**The data:**
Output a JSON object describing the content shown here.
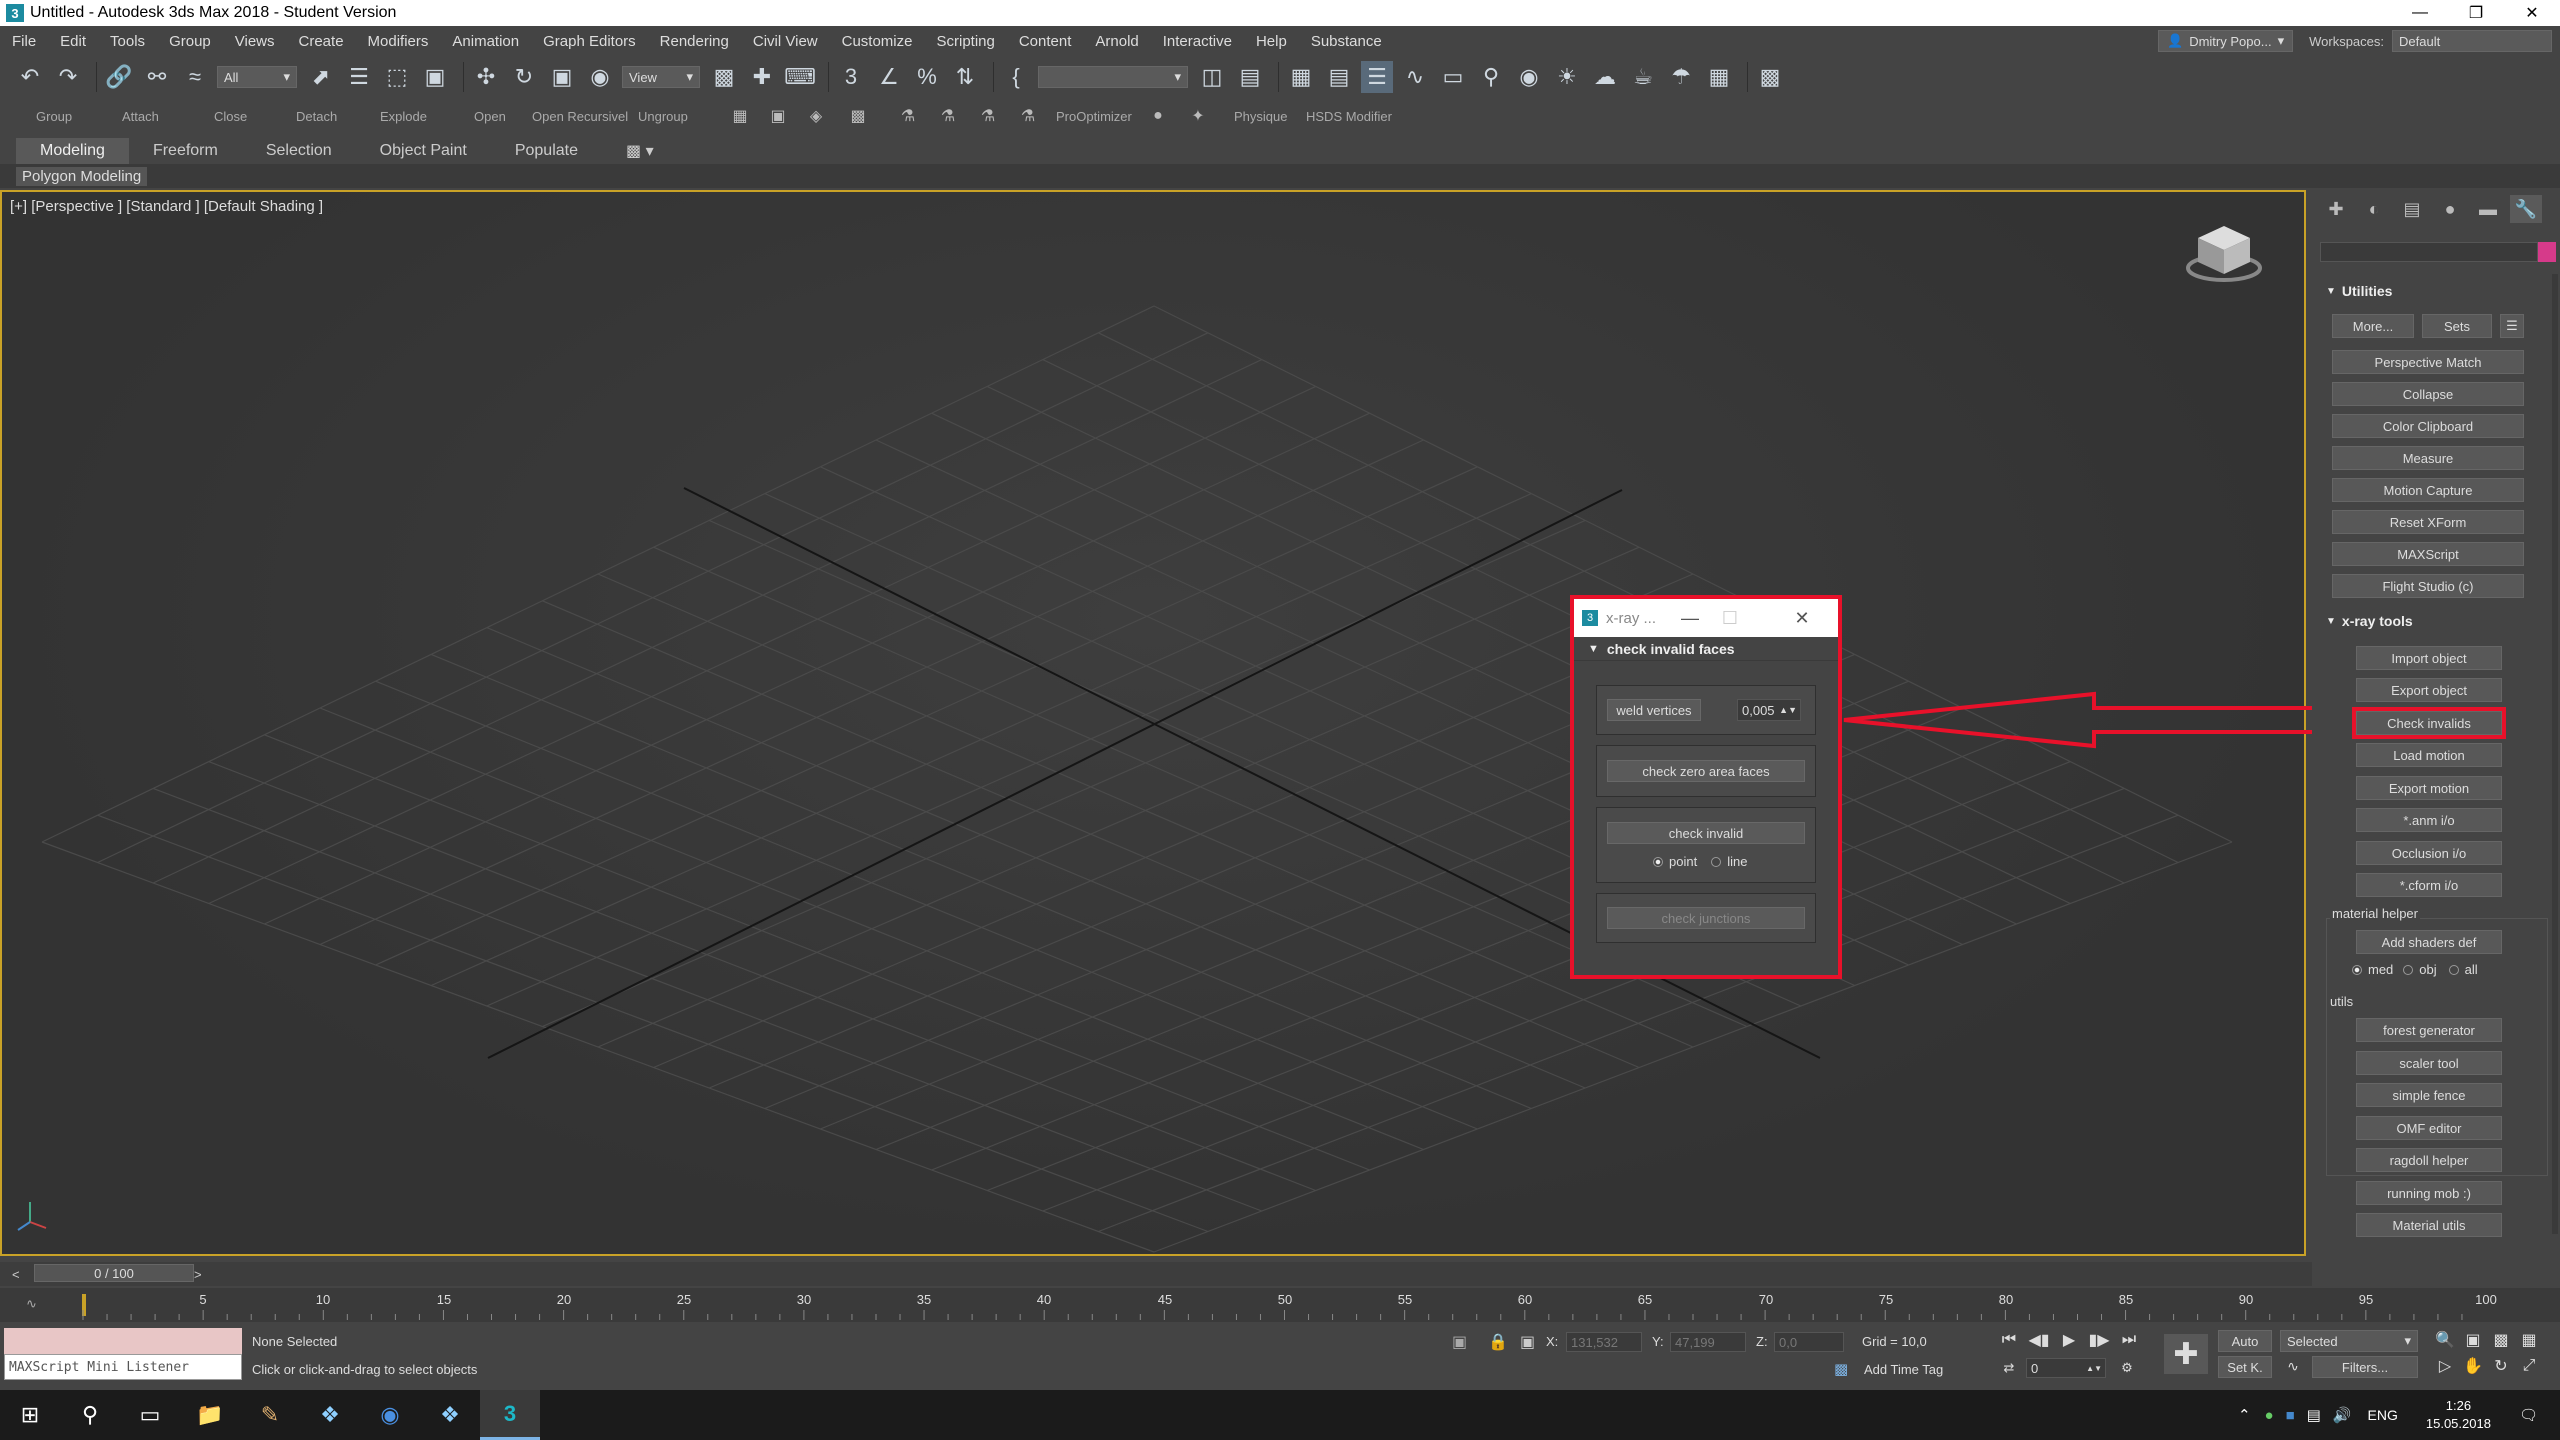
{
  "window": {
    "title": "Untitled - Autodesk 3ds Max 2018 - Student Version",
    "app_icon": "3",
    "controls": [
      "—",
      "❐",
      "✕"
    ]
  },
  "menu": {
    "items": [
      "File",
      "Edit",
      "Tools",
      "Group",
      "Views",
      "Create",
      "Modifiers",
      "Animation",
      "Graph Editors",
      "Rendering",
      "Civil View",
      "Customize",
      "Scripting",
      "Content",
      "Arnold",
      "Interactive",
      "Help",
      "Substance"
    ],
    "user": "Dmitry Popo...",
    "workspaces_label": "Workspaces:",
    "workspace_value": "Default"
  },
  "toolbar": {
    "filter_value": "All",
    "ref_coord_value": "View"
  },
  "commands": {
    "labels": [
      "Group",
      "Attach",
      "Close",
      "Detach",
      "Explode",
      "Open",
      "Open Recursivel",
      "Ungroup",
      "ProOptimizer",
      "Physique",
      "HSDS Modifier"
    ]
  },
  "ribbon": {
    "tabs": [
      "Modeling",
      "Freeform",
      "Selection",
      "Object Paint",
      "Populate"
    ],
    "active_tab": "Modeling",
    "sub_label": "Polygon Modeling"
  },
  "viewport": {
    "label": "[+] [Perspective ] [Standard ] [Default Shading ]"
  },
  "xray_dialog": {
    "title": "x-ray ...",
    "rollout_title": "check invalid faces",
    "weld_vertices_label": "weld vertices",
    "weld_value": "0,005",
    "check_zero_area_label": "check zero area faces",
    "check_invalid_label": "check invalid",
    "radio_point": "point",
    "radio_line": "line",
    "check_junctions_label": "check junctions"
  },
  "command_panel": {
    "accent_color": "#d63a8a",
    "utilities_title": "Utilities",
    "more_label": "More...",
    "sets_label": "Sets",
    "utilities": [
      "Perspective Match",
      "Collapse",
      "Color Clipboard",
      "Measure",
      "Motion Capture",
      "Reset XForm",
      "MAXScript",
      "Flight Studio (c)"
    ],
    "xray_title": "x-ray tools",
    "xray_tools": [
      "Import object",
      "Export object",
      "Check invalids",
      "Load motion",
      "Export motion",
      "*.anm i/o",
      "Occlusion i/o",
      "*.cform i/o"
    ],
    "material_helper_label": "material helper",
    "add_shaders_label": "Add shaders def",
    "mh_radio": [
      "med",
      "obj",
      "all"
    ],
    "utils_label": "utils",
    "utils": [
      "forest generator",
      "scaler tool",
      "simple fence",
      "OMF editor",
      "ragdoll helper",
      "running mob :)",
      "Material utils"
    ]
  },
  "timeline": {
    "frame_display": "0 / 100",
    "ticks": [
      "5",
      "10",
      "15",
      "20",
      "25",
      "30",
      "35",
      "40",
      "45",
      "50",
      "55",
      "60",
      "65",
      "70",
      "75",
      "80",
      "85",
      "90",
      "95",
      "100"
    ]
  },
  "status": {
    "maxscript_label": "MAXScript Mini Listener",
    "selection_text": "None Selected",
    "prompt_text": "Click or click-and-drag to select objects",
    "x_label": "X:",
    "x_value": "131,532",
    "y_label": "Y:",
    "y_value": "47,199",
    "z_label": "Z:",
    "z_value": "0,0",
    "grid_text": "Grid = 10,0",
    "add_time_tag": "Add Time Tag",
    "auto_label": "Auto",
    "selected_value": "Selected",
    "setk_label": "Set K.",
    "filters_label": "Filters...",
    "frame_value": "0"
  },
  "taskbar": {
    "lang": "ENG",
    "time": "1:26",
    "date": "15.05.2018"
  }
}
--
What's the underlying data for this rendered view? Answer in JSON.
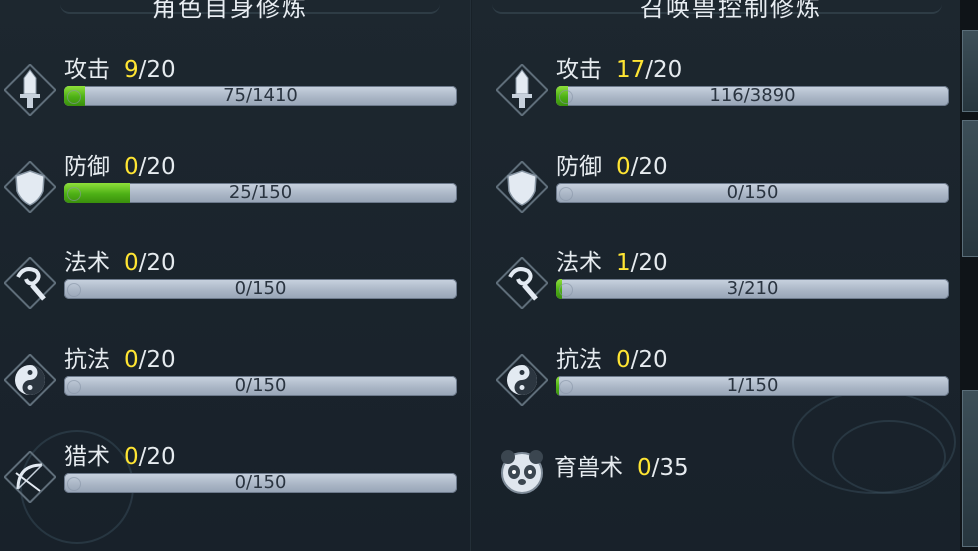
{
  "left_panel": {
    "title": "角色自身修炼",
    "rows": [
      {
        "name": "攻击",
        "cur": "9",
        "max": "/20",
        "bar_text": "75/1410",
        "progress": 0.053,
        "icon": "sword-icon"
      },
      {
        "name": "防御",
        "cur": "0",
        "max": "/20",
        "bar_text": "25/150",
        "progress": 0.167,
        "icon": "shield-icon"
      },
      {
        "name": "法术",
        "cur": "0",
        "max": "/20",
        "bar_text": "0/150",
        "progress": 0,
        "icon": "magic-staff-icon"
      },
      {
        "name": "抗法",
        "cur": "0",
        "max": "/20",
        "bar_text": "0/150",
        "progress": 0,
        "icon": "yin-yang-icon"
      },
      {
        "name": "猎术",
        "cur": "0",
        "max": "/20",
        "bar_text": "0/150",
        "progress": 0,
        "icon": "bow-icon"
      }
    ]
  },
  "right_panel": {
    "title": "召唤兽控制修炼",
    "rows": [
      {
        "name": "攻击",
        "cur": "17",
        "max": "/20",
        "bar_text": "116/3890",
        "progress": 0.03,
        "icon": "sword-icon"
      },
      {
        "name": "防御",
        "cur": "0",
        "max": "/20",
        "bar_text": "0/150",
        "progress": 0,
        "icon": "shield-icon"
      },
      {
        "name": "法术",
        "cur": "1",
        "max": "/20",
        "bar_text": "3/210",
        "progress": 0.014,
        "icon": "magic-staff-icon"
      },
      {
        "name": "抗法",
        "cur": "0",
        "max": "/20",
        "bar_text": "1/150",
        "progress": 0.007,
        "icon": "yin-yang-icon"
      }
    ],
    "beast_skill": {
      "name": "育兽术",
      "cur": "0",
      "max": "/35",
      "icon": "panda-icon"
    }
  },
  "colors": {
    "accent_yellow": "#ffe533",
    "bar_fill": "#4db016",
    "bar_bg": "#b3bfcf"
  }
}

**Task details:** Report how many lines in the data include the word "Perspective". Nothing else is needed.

**Solution for this task:** 2